[Quick Summary: A computer programmer goes encounters new artificial intelligence on a remote island.]
I like that this script is quite light on its feet, even though it's a four-hander.*
I suspect one reason might be something writer/director Alex Garland mentioned in passing (here).
In this interview, he talks about his how his first idea for Caleb (protagonist) was that he was a university professor specializing in consciousness, and married.
However, Garland found that explaining Caleb's back story took time away from what interested him, i.e., the relationships between the four main characters.
He changed Caleb to a computer programmer, single, no family.
This seemed have to freed him up to focus more on the present than the past.
ex. "CALEB: Some believe language exists in the brain from birth, and what is learned is the ability to attach words and structure to the latent ability.
CALEB (cont'd): Would you agree?
AVA: ...I don't know.
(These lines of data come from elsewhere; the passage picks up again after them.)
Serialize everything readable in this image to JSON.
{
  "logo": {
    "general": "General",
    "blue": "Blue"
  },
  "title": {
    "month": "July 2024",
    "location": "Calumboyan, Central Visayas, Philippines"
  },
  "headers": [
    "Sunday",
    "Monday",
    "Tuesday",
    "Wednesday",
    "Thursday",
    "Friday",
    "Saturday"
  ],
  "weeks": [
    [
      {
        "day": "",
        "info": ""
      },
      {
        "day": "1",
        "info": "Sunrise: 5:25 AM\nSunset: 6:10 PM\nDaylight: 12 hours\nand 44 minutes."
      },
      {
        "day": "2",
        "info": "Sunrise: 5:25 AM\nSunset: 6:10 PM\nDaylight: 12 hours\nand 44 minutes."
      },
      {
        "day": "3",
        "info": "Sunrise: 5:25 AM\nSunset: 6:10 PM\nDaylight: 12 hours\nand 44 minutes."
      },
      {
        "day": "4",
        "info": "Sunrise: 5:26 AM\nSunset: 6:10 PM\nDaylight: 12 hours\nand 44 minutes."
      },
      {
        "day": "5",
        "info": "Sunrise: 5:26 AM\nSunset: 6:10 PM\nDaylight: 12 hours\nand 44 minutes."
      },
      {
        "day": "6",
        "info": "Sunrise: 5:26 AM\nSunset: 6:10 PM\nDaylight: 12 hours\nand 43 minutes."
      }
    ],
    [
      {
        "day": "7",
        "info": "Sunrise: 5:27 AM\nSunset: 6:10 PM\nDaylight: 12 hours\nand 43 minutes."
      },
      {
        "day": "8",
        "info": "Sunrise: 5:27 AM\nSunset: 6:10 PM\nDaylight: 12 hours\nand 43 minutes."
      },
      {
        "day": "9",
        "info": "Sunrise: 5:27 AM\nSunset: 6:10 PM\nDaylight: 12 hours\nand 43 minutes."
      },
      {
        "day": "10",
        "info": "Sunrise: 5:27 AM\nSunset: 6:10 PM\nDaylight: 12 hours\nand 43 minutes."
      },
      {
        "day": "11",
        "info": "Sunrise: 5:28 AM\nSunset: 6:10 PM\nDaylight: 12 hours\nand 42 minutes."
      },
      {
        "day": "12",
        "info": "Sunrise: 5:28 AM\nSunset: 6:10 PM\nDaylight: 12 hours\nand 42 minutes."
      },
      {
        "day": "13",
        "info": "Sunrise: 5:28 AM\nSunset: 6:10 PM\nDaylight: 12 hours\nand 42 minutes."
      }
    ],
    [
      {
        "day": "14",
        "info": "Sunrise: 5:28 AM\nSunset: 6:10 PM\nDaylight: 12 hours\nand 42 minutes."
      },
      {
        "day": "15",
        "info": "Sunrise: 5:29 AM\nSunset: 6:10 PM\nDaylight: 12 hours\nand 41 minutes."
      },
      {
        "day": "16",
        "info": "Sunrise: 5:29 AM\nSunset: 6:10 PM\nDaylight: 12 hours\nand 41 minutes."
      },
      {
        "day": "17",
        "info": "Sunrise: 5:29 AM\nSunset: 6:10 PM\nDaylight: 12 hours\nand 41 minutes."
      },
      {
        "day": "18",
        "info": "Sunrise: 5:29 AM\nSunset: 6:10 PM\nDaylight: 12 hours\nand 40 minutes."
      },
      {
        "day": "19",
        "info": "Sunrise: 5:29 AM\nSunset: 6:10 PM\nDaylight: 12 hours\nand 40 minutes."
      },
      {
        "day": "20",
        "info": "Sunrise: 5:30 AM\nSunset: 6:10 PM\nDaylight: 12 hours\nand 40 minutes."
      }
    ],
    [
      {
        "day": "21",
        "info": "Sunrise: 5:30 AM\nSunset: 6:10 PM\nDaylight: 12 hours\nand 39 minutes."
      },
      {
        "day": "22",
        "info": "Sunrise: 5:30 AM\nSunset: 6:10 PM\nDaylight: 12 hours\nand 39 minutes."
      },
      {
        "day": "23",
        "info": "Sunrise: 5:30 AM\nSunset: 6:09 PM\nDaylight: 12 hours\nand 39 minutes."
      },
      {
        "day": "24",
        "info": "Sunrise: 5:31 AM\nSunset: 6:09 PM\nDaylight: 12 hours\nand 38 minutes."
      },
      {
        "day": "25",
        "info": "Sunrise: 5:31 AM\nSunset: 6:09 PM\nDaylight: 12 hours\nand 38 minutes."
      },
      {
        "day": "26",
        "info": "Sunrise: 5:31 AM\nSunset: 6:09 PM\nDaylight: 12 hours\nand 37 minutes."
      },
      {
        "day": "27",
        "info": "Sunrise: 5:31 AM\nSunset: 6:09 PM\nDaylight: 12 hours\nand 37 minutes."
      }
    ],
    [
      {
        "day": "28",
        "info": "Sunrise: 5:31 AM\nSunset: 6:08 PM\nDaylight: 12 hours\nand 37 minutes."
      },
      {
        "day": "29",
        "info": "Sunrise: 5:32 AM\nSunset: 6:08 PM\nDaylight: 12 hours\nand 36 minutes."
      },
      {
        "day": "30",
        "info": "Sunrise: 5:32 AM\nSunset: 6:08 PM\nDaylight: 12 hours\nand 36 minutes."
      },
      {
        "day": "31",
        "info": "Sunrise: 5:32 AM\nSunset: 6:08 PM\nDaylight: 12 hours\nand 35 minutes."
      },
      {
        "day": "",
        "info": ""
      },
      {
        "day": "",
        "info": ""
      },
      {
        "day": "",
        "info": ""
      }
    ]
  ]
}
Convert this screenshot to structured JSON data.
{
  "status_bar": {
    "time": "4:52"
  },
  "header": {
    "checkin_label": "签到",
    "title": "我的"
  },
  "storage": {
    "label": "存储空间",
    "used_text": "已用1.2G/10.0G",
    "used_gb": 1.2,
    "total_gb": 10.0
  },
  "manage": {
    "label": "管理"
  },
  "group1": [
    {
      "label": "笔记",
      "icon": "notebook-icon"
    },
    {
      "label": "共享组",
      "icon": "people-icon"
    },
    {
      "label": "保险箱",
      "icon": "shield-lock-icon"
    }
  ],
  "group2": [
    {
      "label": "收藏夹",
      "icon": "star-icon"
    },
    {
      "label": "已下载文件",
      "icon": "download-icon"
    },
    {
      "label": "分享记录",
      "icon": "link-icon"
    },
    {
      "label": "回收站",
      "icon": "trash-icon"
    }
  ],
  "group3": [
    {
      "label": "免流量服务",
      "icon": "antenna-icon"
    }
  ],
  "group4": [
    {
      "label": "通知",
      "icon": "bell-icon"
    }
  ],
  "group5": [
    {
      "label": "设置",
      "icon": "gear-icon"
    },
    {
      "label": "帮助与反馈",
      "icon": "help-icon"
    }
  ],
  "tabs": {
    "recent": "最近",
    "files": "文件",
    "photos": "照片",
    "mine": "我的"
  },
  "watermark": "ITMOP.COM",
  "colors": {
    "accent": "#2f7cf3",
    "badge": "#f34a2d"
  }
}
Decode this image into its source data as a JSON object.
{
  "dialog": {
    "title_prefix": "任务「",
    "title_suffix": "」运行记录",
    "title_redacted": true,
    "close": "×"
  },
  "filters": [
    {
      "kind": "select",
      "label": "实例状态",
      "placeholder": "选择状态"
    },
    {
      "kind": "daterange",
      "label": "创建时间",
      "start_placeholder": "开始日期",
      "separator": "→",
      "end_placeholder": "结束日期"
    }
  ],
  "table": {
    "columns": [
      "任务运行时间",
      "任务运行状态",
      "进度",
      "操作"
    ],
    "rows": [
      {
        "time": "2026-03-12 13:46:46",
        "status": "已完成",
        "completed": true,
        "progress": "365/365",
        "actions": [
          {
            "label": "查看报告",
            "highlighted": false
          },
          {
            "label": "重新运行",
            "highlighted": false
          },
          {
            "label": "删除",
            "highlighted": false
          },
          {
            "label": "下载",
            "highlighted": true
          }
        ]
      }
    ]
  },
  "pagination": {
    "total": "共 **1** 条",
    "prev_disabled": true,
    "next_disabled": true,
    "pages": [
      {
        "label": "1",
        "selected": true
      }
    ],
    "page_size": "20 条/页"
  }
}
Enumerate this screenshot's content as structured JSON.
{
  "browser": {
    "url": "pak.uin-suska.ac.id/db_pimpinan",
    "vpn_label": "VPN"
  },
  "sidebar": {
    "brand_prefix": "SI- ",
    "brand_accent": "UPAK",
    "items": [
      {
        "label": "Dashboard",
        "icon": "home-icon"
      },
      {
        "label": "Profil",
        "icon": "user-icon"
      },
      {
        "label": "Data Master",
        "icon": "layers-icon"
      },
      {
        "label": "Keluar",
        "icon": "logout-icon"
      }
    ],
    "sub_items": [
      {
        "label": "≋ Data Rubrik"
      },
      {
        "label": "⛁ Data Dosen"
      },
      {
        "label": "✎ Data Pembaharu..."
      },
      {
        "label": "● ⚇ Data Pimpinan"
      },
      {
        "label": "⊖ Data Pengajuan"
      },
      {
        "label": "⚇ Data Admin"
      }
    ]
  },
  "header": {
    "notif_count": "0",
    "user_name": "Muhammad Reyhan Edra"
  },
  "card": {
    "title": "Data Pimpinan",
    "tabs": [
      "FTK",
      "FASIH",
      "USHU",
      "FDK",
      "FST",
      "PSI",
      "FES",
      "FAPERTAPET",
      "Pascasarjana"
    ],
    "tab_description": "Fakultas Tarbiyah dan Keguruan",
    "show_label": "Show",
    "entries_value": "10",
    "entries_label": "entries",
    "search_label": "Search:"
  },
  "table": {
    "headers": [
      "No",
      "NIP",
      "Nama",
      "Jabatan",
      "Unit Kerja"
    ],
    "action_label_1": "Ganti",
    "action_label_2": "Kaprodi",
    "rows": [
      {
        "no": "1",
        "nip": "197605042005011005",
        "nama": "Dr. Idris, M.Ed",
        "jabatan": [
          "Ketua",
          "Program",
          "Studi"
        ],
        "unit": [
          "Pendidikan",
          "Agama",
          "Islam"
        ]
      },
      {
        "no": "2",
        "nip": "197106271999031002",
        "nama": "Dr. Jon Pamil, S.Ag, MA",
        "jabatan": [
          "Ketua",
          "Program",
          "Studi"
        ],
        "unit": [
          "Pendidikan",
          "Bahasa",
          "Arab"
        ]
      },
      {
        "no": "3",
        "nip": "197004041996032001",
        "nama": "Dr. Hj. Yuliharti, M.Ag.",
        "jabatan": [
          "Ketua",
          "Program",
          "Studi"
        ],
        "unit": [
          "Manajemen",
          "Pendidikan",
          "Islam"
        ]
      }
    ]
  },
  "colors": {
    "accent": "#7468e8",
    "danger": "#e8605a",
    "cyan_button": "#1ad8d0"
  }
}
I have no opinion on that.
AVA (cont'd): I like to draw.
CALEB says nothing.
Just watches AVA. Again, lets the non-sequitur sit.
AVA (cont'd): I don't have any of my pictures with me now, but I can show you them tomorrow.
CALEB: That sounds good. I'd like to see them.
AVA (cont'd): Will you come back tomorrow, Caleb?
CALEB smiles slightly.
CALEB: Yeah. Definitely.
AVA also smiles.
And suddenly -
- there is a strong sense of something very human there. In the way the smile lights up her face.
WHAT I'VE LEARNED: Sometime heavy back story is necessary. Sometimes it's not (here). Use the right tool for the right situation.
Ex Machina (2015)
by Alex Garland
*Four (main/important) characters